The Biertan Fortified Church
Hundreds of years ago, the Saxons left the marks of daring innovation and ahead-of-their-time thinking everywhere they went, including in the various localities established in Romania, in the Transylvanian Plateau. The Biertan fortified church is no exception to that. It is, indeed, a centuries old complex remarkable not only in its untouched ancientness, but also in the harmonious aspect of its architectural composition, the unparalleled beauty and complexity of its polyptych altarpiece, and the central role it played in establishing the moral guidelines of the community. In recognition of its value, the complex was listed by UNESCO as a World Heritage Site in 1993.
History of the settlement
The ancient village of Biertan is located in the middle of the Transylvanian Plateau, midway between the towns of Mediaş and Sighişoara, Sibiu County, and was one of the first German Saxon localities to be established, with the earliest official record dating from 1224.
The structure of the village
By 1397 it had attained the rank of city (meaning, at that time, a fortified town) and, in true Saxon fashion, was indeed organized as a small town: the houses were built in rows around a central square, with the impressive fortified church towering over it all.
The fortified church that can be seen today was erected between 1486 and 1524, probably to replace a much older church, dedicated to Saint Mary, which was documented as early as the XII century. The new construction is a harmonious mix of the late Gothic and the Renaissance style and is surrounded by a triple belt of fortifications. It is a monumental structure, both in terms of size and appearance, divided into three halls of equal height and equipped with three doors, one on each of the western, northern and southern façades. One particularity of this complex is the existence, in the eastern bulwark, of a “prison cell”, a small room containing only one bed and one table, destined for married couples who had decided to get a divorce. These couples were locked in that cell for two weeks, receiving food on a single plate, with only one set of cutlery and one water cup. Legend has it that, of all the couples locked in there, only one decided to go through with the divorce, and all the others got back together.
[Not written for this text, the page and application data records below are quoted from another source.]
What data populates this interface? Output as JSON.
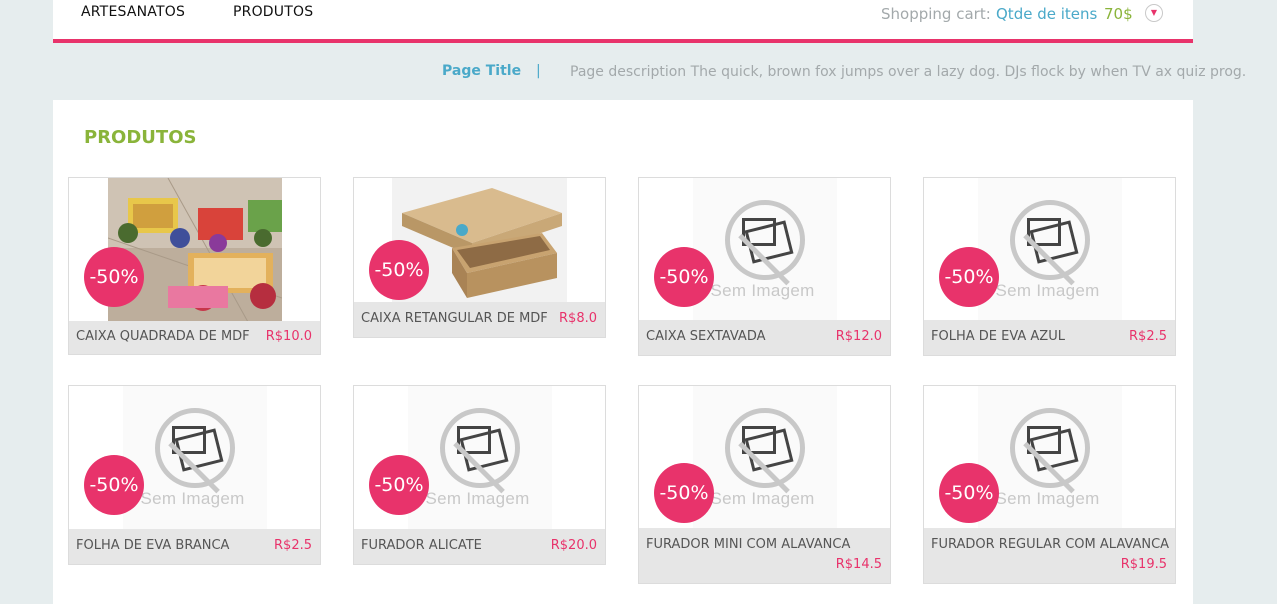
{
  "nav": {
    "items": [
      "ARTESANATOS",
      "PRODUTOS"
    ]
  },
  "cart": {
    "label": "Shopping cart:",
    "items_text": "Qtde de itens",
    "price": "70$",
    "toggle_icon": "chevron-down-icon"
  },
  "header": {
    "page_title": "Page Title",
    "separator": "|",
    "page_description": "Page description The quick, brown fox jumps over a lazy dog. DJs flock by when TV ax quiz prog."
  },
  "section": {
    "title": "PRODUTOS"
  },
  "products": [
    {
      "name": "CAIXA QUADRADA DE MDF",
      "price": "R$10.0",
      "discount": "-50%",
      "image": "photo-toy-carts"
    },
    {
      "name": "CAIXA RETANGULAR DE MDF",
      "price": "R$8.0",
      "discount": "-50%",
      "image": "photo-mdf-box"
    },
    {
      "name": "CAIXA SEXTAVADA",
      "price": "R$12.0",
      "discount": "-50%",
      "image": "no-image"
    },
    {
      "name": "FOLHA DE EVA AZUL",
      "price": "R$2.5",
      "discount": "-50%",
      "image": "no-image"
    },
    {
      "name": "FOLHA DE EVA BRANCA",
      "price": "R$2.5",
      "discount": "-50%",
      "image": "no-image"
    },
    {
      "name": "FURADOR ALICATE",
      "price": "R$20.0",
      "discount": "-50%",
      "image": "no-image"
    },
    {
      "name": "FURADOR MINI COM ALAVANCA",
      "price": "R$14.5",
      "discount": "-50%",
      "image": "no-image"
    },
    {
      "name": "FURADOR REGULAR COM ALAVANCA",
      "price": "R$19.5",
      "discount": "-50%",
      "image": "no-image"
    }
  ],
  "placeholder_text": "Sem Imagem",
  "colors": {
    "accent_pink": "#e8336b",
    "link_blue": "#4aa9c9",
    "green": "#8ab43a",
    "muted_gray": "#a3a9ab"
  }
}
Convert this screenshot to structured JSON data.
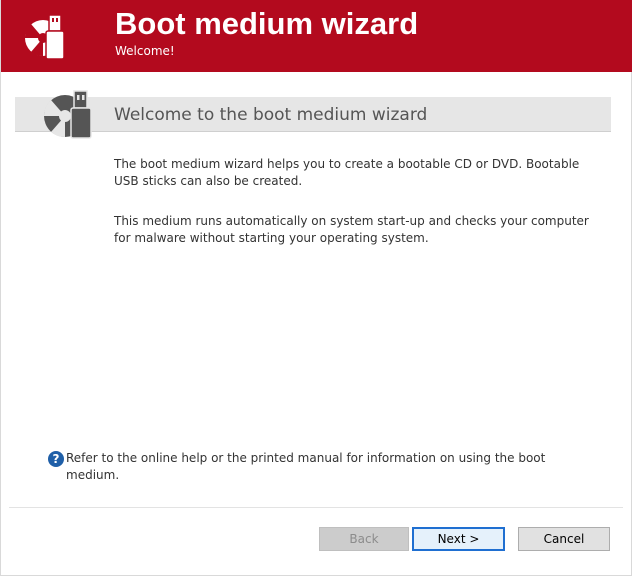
{
  "header": {
    "title": "Boot medium wizard",
    "subtitle": "Welcome!",
    "brand_color": "#b30a1e"
  },
  "welcome": {
    "heading": "Welcome to the boot medium wizard"
  },
  "body": {
    "paragraph1": "The boot medium wizard helps you to create a bootable CD or DVD. Bootable USB sticks can also be created.",
    "paragraph2": "This medium runs automatically on system start-up and checks your computer for malware without starting your operating system."
  },
  "help": {
    "icon": "question-mark-icon",
    "text": "Refer to the online help or the printed manual for information on using the boot medium."
  },
  "buttons": {
    "back": "Back",
    "next": "Next >",
    "cancel": "Cancel"
  },
  "icons": {
    "header": "cd-usb-icon",
    "welcome": "cd-usb-icon"
  }
}
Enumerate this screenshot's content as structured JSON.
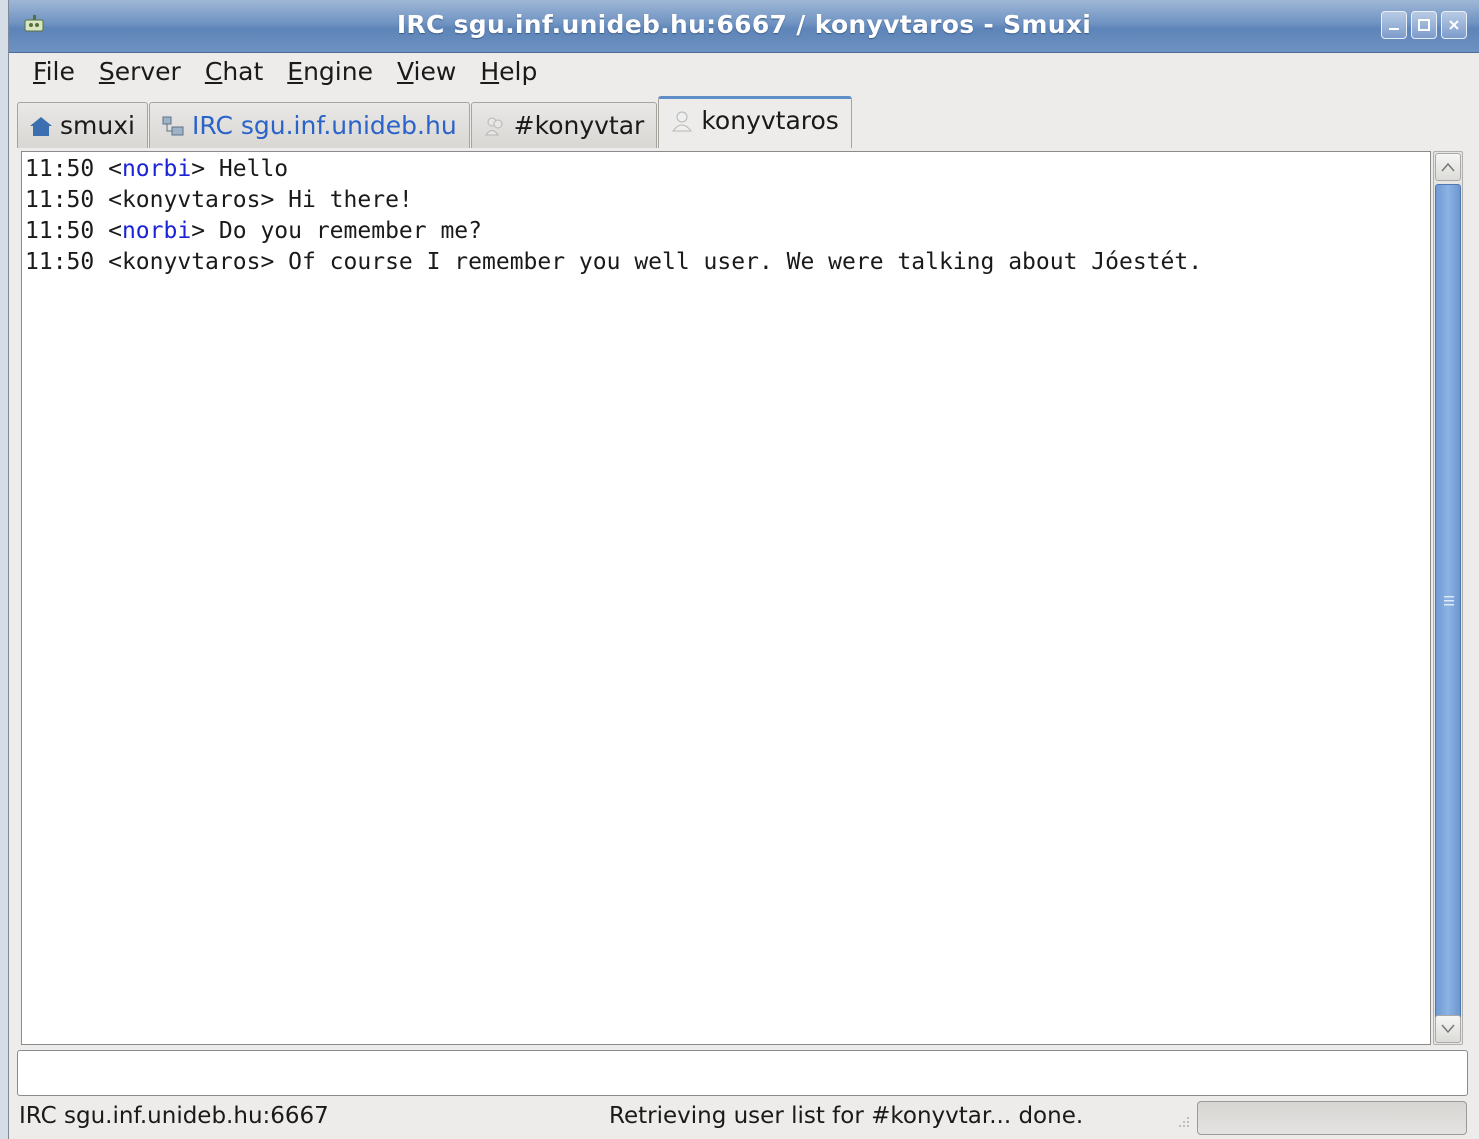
{
  "window": {
    "title": "IRC sgu.inf.unideb.hu:6667 / konyvtaros - Smuxi"
  },
  "menubar": {
    "items": [
      {
        "label": "File",
        "mnemonic": "F",
        "rest": "ile"
      },
      {
        "label": "Server",
        "mnemonic": "S",
        "rest": "erver"
      },
      {
        "label": "Chat",
        "mnemonic": "C",
        "rest": "hat"
      },
      {
        "label": "Engine",
        "mnemonic": "E",
        "rest": "ngine"
      },
      {
        "label": "View",
        "mnemonic": "V",
        "rest": "iew"
      },
      {
        "label": "Help",
        "mnemonic": "H",
        "rest": "elp"
      }
    ]
  },
  "tabs": [
    {
      "label": "smuxi",
      "icon": "home-icon",
      "active": false
    },
    {
      "label": "IRC sgu.inf.unideb.hu",
      "icon": "network-icon",
      "active": false
    },
    {
      "label": "#konyvtar",
      "icon": "group-icon",
      "active": false
    },
    {
      "label": "konyvtaros",
      "icon": "person-icon",
      "active": true
    }
  ],
  "messages": [
    {
      "time": "11:50",
      "nick": "norbi",
      "text": "Hello",
      "own": true
    },
    {
      "time": "11:50",
      "nick": "konyvtaros",
      "text": "Hi there!",
      "own": false
    },
    {
      "time": "11:50",
      "nick": "norbi",
      "text": "Do you remember me?",
      "own": true
    },
    {
      "time": "11:50",
      "nick": "konyvtaros",
      "text": "Of course I remember you well user. We were talking about Jóestét.",
      "own": false
    }
  ],
  "input": {
    "value": ""
  },
  "statusbar": {
    "network": "IRC sgu.inf.unideb.hu:6667",
    "message": "Retrieving user list for #konyvtar... done."
  },
  "colors": {
    "own_nick": "#1a24d6",
    "titlebar": "#6f93c2",
    "active_tab_accent": "#5f8ec9"
  }
}
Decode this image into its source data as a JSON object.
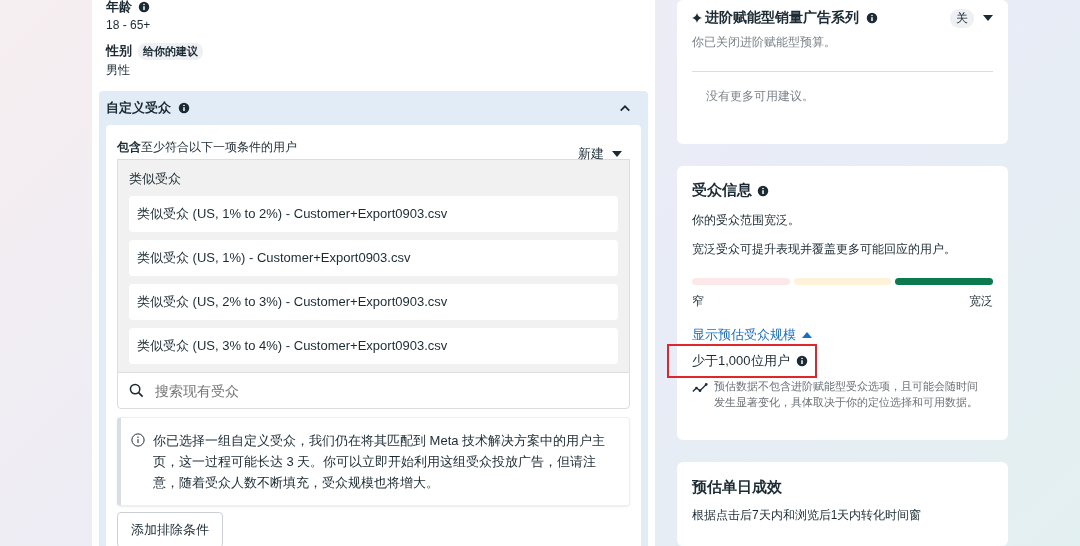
{
  "demographics": [
    {
      "label": "年龄",
      "info": true,
      "value": "18 - 65+"
    },
    {
      "label": "性别",
      "info": false,
      "badge": "给你的建议",
      "value": "男性"
    }
  ],
  "custom_audience": {
    "title": "自定义受众",
    "expanded": true,
    "include_text": "**包含**至少符合以下一项条件的用户",
    "new_button": "新建",
    "group_title": "类似受众",
    "audiences": [
      "类似受众 (US, 1% to 2%) - Customer+Export0903.csv",
      "类似受众 (US, 1%) - Customer+Export0903.csv",
      "类似受众 (US, 2% to 3%) - Customer+Export0903.csv",
      "类似受众 (US, 3% to 4%) - Customer+Export0903.csv"
    ],
    "search": {
      "placeholder": "搜索现有受众"
    },
    "notice": "你已选择一组自定义受众，我们仍在将其匹配到 Meta 技术解决方案中的用户主页，这一过程可能长达 3 天。你可以立即开始利用这组受众投放广告，但请注意，随着受众人数不断填充，受众规模也将增大。",
    "exclude_button": "添加排除条件"
  },
  "advantage_campaign": {
    "title": "进阶赋能型销量广告系列",
    "toggle": "关",
    "subtitle": "你已关闭进阶赋能型预算。",
    "empty": "没有更多可用建议。"
  },
  "audience_info": {
    "title": "受众信息",
    "line1": "你的受众范围宽泛。",
    "line2": "宽泛受众可提升表现并覆盖更多可能回应的用户。",
    "segments": [
      {
        "color": "#fde8e9"
      },
      {
        "color": "#fdf2da"
      },
      {
        "color": "#0b7a50"
      }
    ],
    "low_label": "窄",
    "high_label": "宽泛",
    "size_link": "显示预估受众规模",
    "size_expanded": true,
    "size": "少于1,000位用户",
    "highlighted": true,
    "note": "预估数据不包含进阶赋能型受众选项，且可能会随时间发生显著变化，具体取决于你的定位选择和可用数据。"
  },
  "daily_results": {
    "title": "预估单日成效",
    "subtitle": "根据点击后7天内和浏览后1天内转化时间窗"
  }
}
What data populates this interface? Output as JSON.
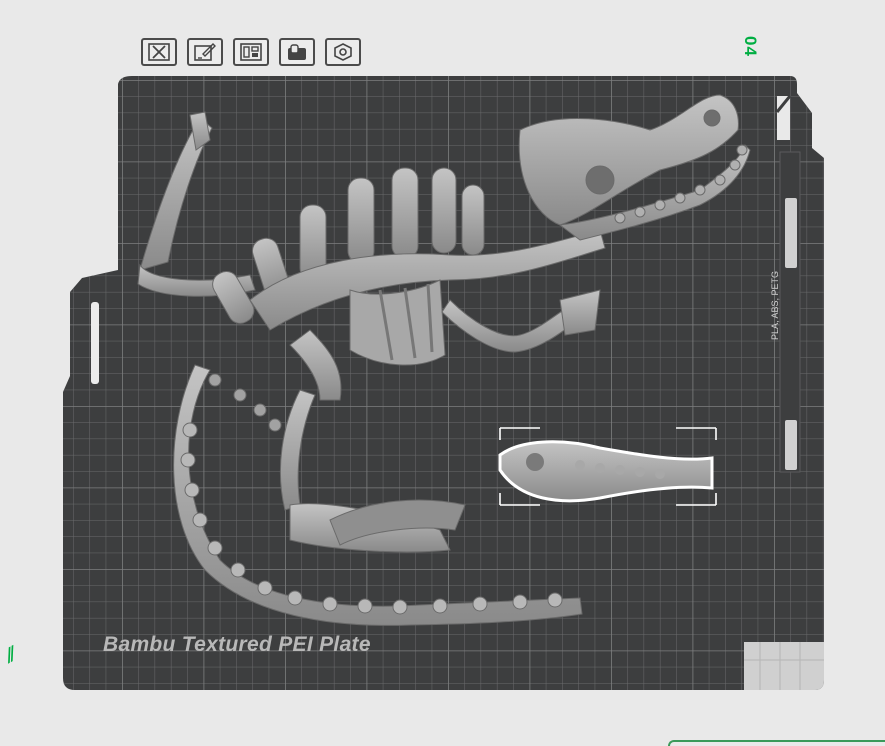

As mentioned above, this genuine stronghold also had a covered stairway, 100 m long, which led from the central square of the village to this church. On top of the stairs, near the church, there is a large boulder which was used to punish wrong-doers by forcing them to sit there, on Sundays, to be seen by the entire community. This was yet another example of the involvement of the church in maintaining a morally correct behavior within the community.
Not just the fortified church of Biertan, but the entire complex is rather striking. It was built between the XV and the XVII centuries and is currently composed of the following elements: the Evangelical church erected between 1490 and 1516; the interior fortified court, with three towers, a bulwark, and a gate tower, dating from the XV century; the middle fortified court, with a bulwark and a covered stairway, as well as a tower, dating from the XVI century; and the outer fortified court, with a tower, a gate tower, and a zwinger, dating from the XVI and XVII centuries.